AT&T has been tinkering with how to add wireless to the bundle of voice, video, and data for some time now. Examples include the Choice bundle, introduced in March, which allowed customers to choose a wireline or wireless option for the voice portion of a triple play bundle. They’ve now taken the next step and introduced a true quad play option to their U-verse Choice bundle.
“With more than three-fourths of our U-verse customers taking a triple or quad-play bundle, we know this is an option consumers want and can’t get from cable,” said Joey Schultz, vice president of consumer marketing, AT&T Mobility and Consumer Markets. “We’re giving customers even more reasons to bundle with AT&T. This is an incredible deal that not only gives you savings and one monthly bill, but a full lineup of services that work together to bring you a new level of integrated features, convenience and control.”
The new quad play bundle offers all four services of wireline voice, DSL broadband, U-verse TV, and now AT&T wireless, starting at $172/month. AT&T claims the new bundle offers customers “up to $60 in savings each month for one year.”
Highlighted bundles for the new promotion are described by AT&T as:
- Choice Plus bundle starts at $172 a month for U-verse TV U300 with Total Home DVR capability; U-verse High Speed Internet Elite (up to 6 Mbps downstream); AT&T Nation 450 wireless voice with unlimited messaging; and unlimited nationwide home phone calling with U-verse Voice Unlimited — providing a savings of $540 for one year.
- Choice Premium includes U-verse TV U450 with Total Home DVR capability and HD service; U-verse High Speed Internet Max (up to 12 Mbps downstream); AT&T Nation 450 wireless voice with unlimited messaging; and unlimited nationwide home phone calling for $192 a month and savings of $720 for one year.

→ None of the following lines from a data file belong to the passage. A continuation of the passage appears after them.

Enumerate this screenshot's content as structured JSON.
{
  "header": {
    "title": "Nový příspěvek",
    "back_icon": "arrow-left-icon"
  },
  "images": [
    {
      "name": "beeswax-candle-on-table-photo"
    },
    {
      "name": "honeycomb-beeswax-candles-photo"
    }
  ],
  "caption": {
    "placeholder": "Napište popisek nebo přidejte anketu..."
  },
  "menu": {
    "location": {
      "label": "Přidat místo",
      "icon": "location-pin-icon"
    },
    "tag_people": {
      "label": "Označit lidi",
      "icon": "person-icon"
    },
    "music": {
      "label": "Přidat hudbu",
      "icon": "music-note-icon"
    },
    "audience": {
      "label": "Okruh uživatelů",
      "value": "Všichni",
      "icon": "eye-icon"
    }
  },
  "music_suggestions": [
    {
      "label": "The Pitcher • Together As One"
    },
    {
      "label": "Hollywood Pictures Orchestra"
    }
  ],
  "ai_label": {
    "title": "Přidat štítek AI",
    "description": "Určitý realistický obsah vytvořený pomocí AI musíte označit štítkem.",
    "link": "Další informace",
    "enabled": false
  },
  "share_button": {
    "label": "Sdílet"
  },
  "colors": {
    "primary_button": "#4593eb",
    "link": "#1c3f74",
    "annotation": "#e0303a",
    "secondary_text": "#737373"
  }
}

AT&T obviously is looking for some competitive advantage over cable with its wireless offerings. Time will tell whether this will work. To date, cable companies are performing quite well in the face of telco competition, especially on the broadband front. Large national providers like Comcast and Time Warner Cable are kicking telco butt, at least in the past few quarters with net new broadband adds, and relatively minor video defections.
We’re about to find out whether consumers value wireless more, than say broadband, for the bundle. What do you think? Does adding wireless to the bundle create tangible competitive advantage?